Because Poppy is the spitting image of Ellie when she was that age. And now all those unanswered questions that have haunted Laurel come flooding back. 

What happened to Ellie? Where did she go? Who still has secrets to hide?

Thoughts:

I’m a massive fan of this genre, which you’ll know if you’ve been around my blog for a while. My sister Beth and I recently read Lisa Jewell’s The Girls and really enjoyed it so I was intrigued to read this one. Especially after Beth raved about it. I found Then She Was Gone to be such a compelling read. I couldn’t put it down and easily could have read it in one sitting if I had the time!

It follows the story of Laurel whose fifteen-year-old daughter disappeared one day. Laurel and the rest of her children were so close to Ellie and her loss affects the whole family. Ten long years later, Laurel finds out that there’s updates on the case. Unfortunately for the family, Ellie’s remains have been found. With some closure, Laurel begins to move forward. She meets a man called Floyd who brings back some joy into her life. Laurel is introduced to his girls and is struck by the similarities between his daughter Poppy and her Ellie. The truth about what happened around the time Ellie was missing comes to light. Laurel isn’t sure whether she should be trusting Floyd but she’s desperate to find out what happened.

As I mentioned, I have read so many thrillers. So many are a bit samey, but I was impressed with Then She Was Gone. It kept me turning the pages. Although I had guessed what had happened to Ellie, I was still compelled to keep reading. Desperate to see if I was right. I also didn’t know exactly how the thing I thought (sorry, no spoilers!) had happened. Therefore guessing the twist didn’t affect my enjoyment. 

I loved the narrative! It’s broken up into different parts, thinking about then and present day times. As a reader, you get to read from the main character’s point of view and I love that. I felt like it gave a really well rounded look at the story.

Lisa Jewell’s writing is exceptional. I am seriously considering checking out the other books that she’s read as I’ve been very impressed with what I’ve read so far. I love getting into the minds of her ‘bad’ characters. It’s fascinating!

Would I recommend it?:
Of course!

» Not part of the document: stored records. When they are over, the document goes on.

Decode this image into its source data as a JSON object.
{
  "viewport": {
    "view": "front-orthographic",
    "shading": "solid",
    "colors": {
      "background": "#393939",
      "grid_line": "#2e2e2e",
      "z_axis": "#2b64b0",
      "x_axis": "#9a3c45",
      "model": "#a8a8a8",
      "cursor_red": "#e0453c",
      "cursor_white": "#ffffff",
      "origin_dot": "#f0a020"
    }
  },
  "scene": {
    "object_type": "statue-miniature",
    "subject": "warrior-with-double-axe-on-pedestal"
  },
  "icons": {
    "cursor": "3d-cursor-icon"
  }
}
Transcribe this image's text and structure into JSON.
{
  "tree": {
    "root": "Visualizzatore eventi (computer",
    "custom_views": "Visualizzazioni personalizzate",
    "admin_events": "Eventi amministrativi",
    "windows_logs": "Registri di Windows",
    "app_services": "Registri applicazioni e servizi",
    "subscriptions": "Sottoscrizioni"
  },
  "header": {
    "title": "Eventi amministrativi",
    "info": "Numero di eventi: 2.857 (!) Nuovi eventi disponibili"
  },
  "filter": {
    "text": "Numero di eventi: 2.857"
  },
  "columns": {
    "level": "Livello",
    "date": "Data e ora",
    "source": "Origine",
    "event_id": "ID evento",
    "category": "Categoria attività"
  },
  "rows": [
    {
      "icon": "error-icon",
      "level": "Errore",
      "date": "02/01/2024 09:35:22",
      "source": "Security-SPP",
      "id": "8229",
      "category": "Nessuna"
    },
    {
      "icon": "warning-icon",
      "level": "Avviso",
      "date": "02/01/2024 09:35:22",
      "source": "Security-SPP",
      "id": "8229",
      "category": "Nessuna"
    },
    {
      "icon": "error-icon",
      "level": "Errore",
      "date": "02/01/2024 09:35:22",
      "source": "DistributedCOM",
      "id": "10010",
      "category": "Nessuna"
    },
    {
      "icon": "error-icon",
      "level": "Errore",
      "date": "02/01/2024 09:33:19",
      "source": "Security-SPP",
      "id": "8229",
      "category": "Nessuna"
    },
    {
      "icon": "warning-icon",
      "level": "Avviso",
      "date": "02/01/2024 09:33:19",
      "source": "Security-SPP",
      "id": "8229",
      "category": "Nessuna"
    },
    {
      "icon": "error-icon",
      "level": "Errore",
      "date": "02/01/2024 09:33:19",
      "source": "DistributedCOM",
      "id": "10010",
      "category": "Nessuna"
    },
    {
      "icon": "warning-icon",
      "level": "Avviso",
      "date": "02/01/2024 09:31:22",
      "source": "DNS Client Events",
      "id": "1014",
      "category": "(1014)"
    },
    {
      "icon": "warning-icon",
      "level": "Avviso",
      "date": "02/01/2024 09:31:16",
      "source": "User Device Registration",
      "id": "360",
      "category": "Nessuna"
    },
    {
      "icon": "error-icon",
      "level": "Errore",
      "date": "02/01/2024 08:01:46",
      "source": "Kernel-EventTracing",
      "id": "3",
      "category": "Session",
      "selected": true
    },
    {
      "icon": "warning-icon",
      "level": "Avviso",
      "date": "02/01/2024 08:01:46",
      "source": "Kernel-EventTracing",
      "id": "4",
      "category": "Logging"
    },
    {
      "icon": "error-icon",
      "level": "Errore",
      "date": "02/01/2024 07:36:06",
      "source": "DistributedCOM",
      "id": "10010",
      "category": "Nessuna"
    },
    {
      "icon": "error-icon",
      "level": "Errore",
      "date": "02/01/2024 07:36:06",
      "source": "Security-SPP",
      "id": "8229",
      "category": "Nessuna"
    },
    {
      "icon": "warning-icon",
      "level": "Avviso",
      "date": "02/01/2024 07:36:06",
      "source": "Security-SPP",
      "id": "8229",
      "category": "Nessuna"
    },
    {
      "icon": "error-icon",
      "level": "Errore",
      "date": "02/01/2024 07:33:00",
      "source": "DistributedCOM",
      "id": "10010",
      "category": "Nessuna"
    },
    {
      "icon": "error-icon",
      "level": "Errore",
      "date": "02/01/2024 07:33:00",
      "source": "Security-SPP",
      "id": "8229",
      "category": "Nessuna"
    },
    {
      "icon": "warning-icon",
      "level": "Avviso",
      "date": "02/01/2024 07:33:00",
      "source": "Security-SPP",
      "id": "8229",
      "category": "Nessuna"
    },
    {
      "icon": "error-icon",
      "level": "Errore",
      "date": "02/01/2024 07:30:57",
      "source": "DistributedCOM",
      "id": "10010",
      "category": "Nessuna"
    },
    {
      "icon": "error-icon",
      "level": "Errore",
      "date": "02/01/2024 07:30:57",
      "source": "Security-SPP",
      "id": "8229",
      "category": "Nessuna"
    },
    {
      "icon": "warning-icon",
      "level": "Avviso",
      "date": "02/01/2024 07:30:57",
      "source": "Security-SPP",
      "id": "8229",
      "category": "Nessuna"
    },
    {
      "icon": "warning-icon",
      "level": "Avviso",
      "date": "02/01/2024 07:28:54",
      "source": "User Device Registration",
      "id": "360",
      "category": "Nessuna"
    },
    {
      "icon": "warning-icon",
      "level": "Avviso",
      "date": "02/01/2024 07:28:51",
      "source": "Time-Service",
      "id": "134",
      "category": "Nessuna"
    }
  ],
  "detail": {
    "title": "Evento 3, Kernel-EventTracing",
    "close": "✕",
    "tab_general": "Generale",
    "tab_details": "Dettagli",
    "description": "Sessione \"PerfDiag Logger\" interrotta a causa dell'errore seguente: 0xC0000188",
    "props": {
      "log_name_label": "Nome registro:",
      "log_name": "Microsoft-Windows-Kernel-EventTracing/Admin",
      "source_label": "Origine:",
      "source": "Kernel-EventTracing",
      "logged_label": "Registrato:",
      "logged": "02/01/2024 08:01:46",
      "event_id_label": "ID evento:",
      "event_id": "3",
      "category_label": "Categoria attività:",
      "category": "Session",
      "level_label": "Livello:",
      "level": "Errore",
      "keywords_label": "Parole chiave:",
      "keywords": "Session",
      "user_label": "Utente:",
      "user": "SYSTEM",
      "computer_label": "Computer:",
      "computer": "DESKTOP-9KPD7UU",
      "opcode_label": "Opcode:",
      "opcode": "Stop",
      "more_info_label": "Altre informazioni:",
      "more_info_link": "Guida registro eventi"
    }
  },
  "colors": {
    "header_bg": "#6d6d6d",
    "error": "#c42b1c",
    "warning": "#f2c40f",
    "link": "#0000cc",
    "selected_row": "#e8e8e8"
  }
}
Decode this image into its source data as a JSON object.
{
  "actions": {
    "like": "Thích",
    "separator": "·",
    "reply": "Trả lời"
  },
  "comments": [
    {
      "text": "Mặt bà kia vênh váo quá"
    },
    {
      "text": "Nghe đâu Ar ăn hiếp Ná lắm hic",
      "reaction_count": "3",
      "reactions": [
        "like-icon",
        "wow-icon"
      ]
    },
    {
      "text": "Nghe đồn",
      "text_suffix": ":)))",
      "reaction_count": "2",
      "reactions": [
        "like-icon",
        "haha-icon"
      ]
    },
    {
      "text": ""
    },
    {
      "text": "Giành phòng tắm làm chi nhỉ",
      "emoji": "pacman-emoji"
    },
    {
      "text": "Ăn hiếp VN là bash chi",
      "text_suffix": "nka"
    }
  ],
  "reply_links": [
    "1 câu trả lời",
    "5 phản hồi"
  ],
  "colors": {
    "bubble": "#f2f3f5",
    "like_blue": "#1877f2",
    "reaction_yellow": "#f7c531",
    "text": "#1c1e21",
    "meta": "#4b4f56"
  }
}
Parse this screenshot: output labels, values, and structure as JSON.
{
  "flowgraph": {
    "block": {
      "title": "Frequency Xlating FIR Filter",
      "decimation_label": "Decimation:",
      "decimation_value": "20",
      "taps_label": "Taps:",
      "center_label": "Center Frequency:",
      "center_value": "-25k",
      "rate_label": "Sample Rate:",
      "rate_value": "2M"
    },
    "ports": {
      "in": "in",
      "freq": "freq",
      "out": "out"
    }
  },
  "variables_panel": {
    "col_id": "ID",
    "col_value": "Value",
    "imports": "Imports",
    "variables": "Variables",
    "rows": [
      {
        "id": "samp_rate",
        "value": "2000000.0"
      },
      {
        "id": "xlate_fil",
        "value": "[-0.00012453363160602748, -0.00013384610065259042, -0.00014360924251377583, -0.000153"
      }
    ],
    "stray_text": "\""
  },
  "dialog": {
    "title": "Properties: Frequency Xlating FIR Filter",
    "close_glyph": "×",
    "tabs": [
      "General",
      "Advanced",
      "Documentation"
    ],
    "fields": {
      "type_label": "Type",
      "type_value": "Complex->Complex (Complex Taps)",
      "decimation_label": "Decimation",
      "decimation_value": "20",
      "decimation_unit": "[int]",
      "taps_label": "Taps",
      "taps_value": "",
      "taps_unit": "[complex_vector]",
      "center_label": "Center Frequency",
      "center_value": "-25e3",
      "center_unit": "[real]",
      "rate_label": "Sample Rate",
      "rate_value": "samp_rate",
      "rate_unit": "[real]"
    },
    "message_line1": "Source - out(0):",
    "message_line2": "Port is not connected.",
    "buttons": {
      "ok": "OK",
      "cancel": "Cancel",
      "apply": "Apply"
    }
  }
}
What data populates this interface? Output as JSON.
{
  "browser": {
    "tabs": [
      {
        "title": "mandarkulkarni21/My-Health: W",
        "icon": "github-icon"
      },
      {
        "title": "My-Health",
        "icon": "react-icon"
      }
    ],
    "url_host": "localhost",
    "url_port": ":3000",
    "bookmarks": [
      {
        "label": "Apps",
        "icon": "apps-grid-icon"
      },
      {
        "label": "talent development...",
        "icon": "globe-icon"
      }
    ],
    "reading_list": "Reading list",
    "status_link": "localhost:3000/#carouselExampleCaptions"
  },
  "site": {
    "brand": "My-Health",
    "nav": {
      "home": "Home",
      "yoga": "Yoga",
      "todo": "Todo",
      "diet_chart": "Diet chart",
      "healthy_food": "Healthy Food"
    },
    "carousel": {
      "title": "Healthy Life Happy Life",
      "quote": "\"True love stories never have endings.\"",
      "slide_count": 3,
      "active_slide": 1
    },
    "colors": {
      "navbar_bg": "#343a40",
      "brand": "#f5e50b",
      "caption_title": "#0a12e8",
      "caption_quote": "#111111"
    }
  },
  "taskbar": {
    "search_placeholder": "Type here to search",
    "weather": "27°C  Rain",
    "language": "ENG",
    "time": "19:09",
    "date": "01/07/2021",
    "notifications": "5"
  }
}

This book comes highly recommended if you’re a fan of the thriller/mystery genre!

Fairy Tale Friday- Something

This little tale is about five brothers who really want to be something! They want to do something with their lives. The eldest brother becomes a brick-maker, the second becomes a mason, the third an architect, the fourth becomes an inventor and the fifth a critic. Quite some jobs! When the youngest brother (the critic) is waiting to be let into heaven, he speaks to an old lady who had sacrificed herself to save others. The angel wants to let the old lady into heaven, understandably! The lady pleads with the angel to let him into heaven, because his brother gave her some bricks. The angel doesn’t think this is good enough and tells him he needs to do a good deed before she lets him into heaven. The critic doesn’t argue back even though it’s something he’s used to doing!

Next Fairy Tale- The Uttermost Part Of The Sea